Q: Hi Doug. As an avid Raptor fan I either watch the game live, or on TV; and when I can't watch it, I'm on the in-game blog (which is a great way btw), or listen to it on radio. Why, when Eric and Jonesy are doing their radio broadcast do they always say something like "Raptors will be coming from left to right." First, I'm listening on radio, so I can't see left versus right anyways. Second, even if I could see it, wouldn't left or right all depend on vantage point (i.e. if I were on one side of the court my left would be the right to the person on the other side). Sorry for the seemingly mundane question, but this bothered me for a very long time and I figured you would be able to get to the bottom of this. Many thanks for the great work.
Mark P, Burlington

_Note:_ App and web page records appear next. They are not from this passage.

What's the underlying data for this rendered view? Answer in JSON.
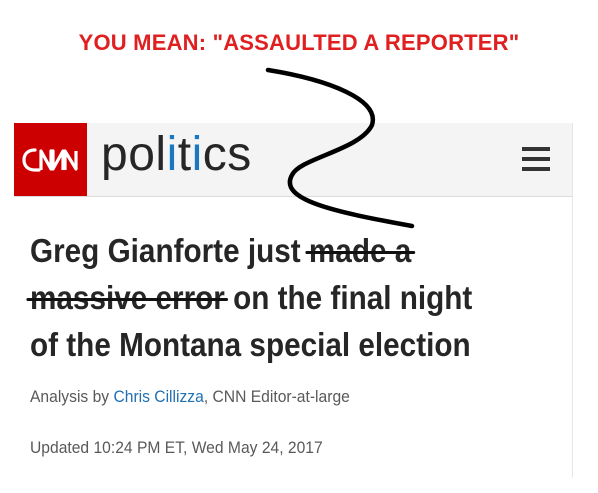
{
  "caption": "YOU MEAN: \"ASSAULTED A REPORTER\"",
  "header": {
    "logo_text": "CNN",
    "section_parts": [
      "pol",
      "i",
      "t",
      "i",
      "cs"
    ]
  },
  "article": {
    "headline": {
      "before": "Greg Gianforte just ",
      "struck_1": "made a",
      "struck_2": "massive error",
      "after": " on the final night of the Montana special election"
    },
    "byline": {
      "prefix": "Analysis by ",
      "author": "Chris Cillizza",
      "suffix": ", CNN Editor-at-large"
    },
    "updated": "Updated 10:24 PM ET, Wed May 24, 2017"
  },
  "colors": {
    "caption": "#e02020",
    "logo_bg": "#cc0000",
    "accent_i": "#1a78c2",
    "author_link": "#1f6fb2"
  },
  "icons": [
    "menu-icon",
    "squiggle-arrow"
  ]
}
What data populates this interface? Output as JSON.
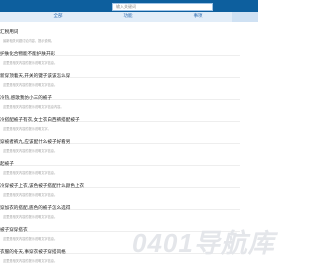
{
  "search": {
    "placeholder": "输入关键词"
  },
  "nav": {
    "items": [
      {
        "label": "全部"
      },
      {
        "label": "功能"
      },
      {
        "label": "事项"
      }
    ]
  },
  "list": [
    {
      "title": "汇税用词",
      "sub": "最新相关问题讨论内容，提示说明。"
    },
    {
      "title": "护肤化合物能不能护肤开彩",
      "sub": "这里是相关内容的提示说明文字信息。"
    },
    {
      "title": "新穿顶着天,开关的键子该该怎么穿",
      "sub": "这里是相关内容的提示说明文字信息。"
    },
    {
      "title": "冷热,感歌我仿小三的被子",
      "sub": "这里是相关内容的提示说明文字信息内容。"
    },
    {
      "title": "冷搭配被子有衣,女士衣白西裤搭配被子",
      "sub": "这里是相关内容的提示说明文字。"
    },
    {
      "title": "穿被者裤九,应该配什么被子好看男",
      "sub": "这里是相关内容的提示说明文字信息。"
    },
    {
      "title": "起被子",
      "sub": "这里是相关内容的提示说明文字信息。"
    },
    {
      "title": "冷穿被子上衣,该色被子搭配什么颜色上衣",
      "sub": "这里是相关内容的提示说明文字信息。"
    },
    {
      "title": "穿加衣的搭配,底色的被子怎么选得",
      "sub": "这里是相关内容的提示说明文字信息。"
    },
    {
      "title": "被子穿穿搭衣",
      "sub": "这里是相关内容的提示说明文字信息。"
    },
    {
      "title": "衣服的冬天,事穿衣被子穿搭风格",
      "sub": "这里是相关内容的提示说明文字信息。"
    }
  ],
  "watermark": {
    "text": "0401导航库"
  }
}
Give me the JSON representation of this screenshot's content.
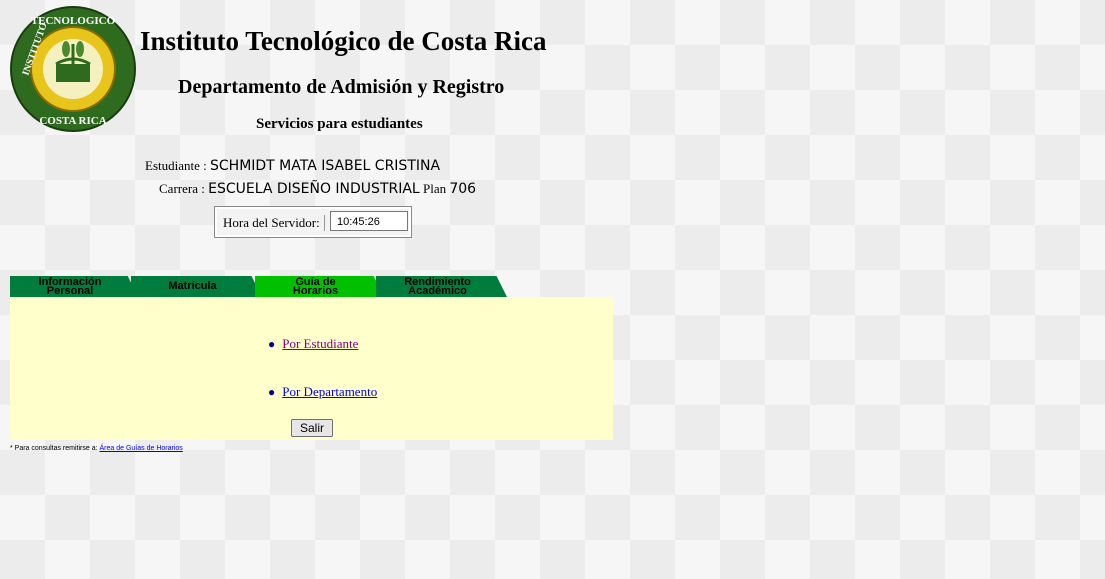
{
  "header": {
    "title": "Instituto Tecnológico de Costa Rica",
    "subtitle": "Departamento de Admisión y Registro",
    "services": "Servicios para estudiantes",
    "logo_text_top": "TECNOLOGICO",
    "logo_text_left": "INSTITUTO",
    "logo_text_bottom": "COSTA RICA"
  },
  "student": {
    "student_label": "Estudiante :",
    "student_name": "SCHMIDT MATA ISABEL CRISTINA",
    "career_label": "Carrera :",
    "career_name": "ESCUELA DISEÑO INDUSTRIAL",
    "plan_label": "Plan",
    "plan_number": "706"
  },
  "server": {
    "label": "Hora del Servidor:",
    "time": "10:45:26"
  },
  "tabs": [
    {
      "line1": "Información",
      "line2": "Personal"
    },
    {
      "line1": "Matrícula",
      "line2": ""
    },
    {
      "line1": "Guía de",
      "line2": "Horarios"
    },
    {
      "line1": "Rendimiento",
      "line2": "Académico"
    }
  ],
  "panel": {
    "link_student": "Por Estudiante",
    "link_department": "Por Departamento",
    "exit_label": "Salir"
  },
  "footer": {
    "note": "* Para consultas remitirse a:",
    "link": "Área de Guías de Horarios"
  },
  "colors": {
    "tab_inactive": "#007c3c",
    "tab_active": "#00c000",
    "panel_bg": "#ffffcc"
  }
}
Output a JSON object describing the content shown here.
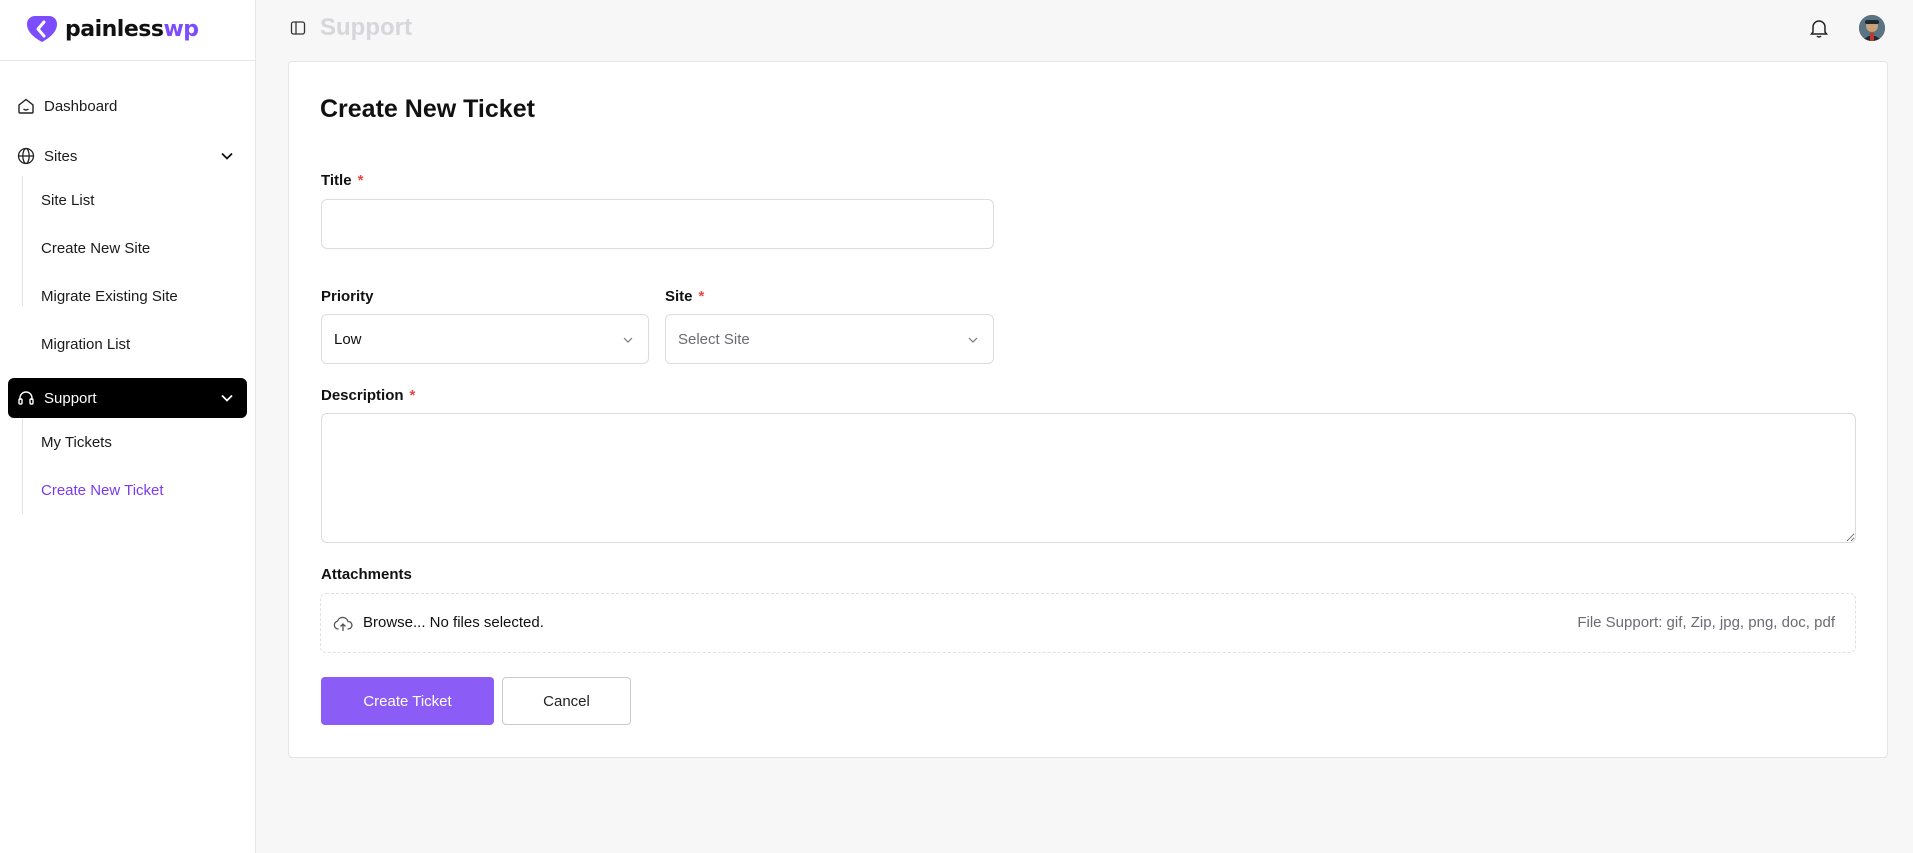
{
  "brand": {
    "name_prefix": "painless",
    "name_suffix": "wp",
    "accent": "#7c4dff"
  },
  "sidebar": {
    "items": [
      {
        "label": "Dashboard",
        "icon": "home-icon"
      },
      {
        "label": "Sites",
        "icon": "globe-icon",
        "expanded": true,
        "children": [
          "Site List",
          "Create New Site",
          "Migrate Existing Site",
          "Migration List"
        ]
      },
      {
        "label": "Support",
        "icon": "headset-icon",
        "expanded": true,
        "active": true,
        "children": [
          "My Tickets",
          "Create New Ticket"
        ]
      }
    ],
    "current_child": "Create New Ticket"
  },
  "header": {
    "title": "Support",
    "toggle_icon": "sidebar-toggle-icon",
    "notification_icon": "bell-icon"
  },
  "form": {
    "title": "Create New Ticket",
    "title_field": {
      "label": "Title",
      "required": "*",
      "value": ""
    },
    "priority": {
      "label": "Priority",
      "selected": "Low"
    },
    "site": {
      "label": "Site",
      "required": "*",
      "placeholder": "Select Site"
    },
    "description": {
      "label": "Description",
      "required": "*",
      "value": ""
    },
    "attachments": {
      "label": "Attachments",
      "browse_text": "Browse... No files selected.",
      "support_text": "File Support: gif, Zip, jpg, png, doc, pdf"
    },
    "submit_label": "Create Ticket",
    "cancel_label": "Cancel"
  },
  "colors": {
    "primary_button": "#8b5cf6",
    "active_nav": "#000000",
    "current_link": "#7c3aed",
    "required": "#ef4444"
  }
}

A: I think it’s just a matter of trying to add a layer of visual detail to an auditory job. And that doesn’t hurt, does it? Next time you’re listening and they say that, visualize your television screen and see which way the play is going; the radio guys are pretty much always seeing the same view as the television broadcasters.
Q: Ever think about adding a 20 most frequently asked questions to your blog, say over where the "ask a question" link is? And it could deal with things that would always be there (salary cap) and things that would move in and out of the list (when's Reggie coming back?, Jose-Jarrett). Might save you some typing.
And now, one that might be on that list, sorry if I've missed your answer before. It's a cap/tax question; If Bosh waits to the summer, and then commits verbally to the Raps in that July 1-10 (inexact dates) period before signings become official, could they go out and sign a Joe Johnson for example while they are under the cap, and then use Bosh's Bird rights to go over the tax? Or is this a case where Bosh's Bird rights would have to be renounced to sign another high priced free agent?
John B, Oakville
A: No, they can’t. There is what’s known as a “cap hold” on Bosh’s contract until he either signs a new one, moves to another team or the Raptors “renounce” his rights, which leaves them without Bird rights to him. The scenario you paint would absolutely circumvent the reality and the spirit of the cap rules and cannot happen.
Q: Hey Doug, a couple of questions here:
Do you think DeRozan has the potential to be a Rudy Gay type player? Gay seems to be a borderline all-star according to your recent post. I know you don't like to speculate, but what are DeMar's chances?
I've been in Ningbo, China and haven't been home in 2 years! I'm coming home Feb. 4th and need to decide which game to see: Raps vs. Kings or Raps vs. 76ers. Of course, I want to see the Raps win, but I also want to see the best possible basketball.
PS: I leave for China on the 18th, and know Memphis is here on the 17th, but not too sure I want to drive all the way back to Niagara, just to have to go back to Pearson the next day. Your honed basketball perspective is appreciated.
Josh F, Ningbo, China
A: Sorry, too much speculation on the DeRozan-Gay thing; why don’t we just say DeRozan’s got the potential to be a DeRozan-like player.
Personally? I’d go see Sacramento and the presumptive rookie of the year Tyreke Evans.
Q: This year seems to have more rumors about trades than I can remember.
How much do you pay attention to them?
How much should we? (Chad Ford has Jose leaving, every reporter in the States has Bosh leaving, Rasho is going to Europe despite being under contract, I am surprised that Turk is not in a "rumor")
Bruce M, Winnipeg
A: I pay scant attention, actually. I’d rather call a source first hand and find out what’s really going on rather than react to something someone else has written or contrived or manufactured without any real knowledge of fact.
I’d also like, one year, to keep score of rumours and what actually happens. I’d venture to say for everyone hundred thrown out, less than two come to fruition.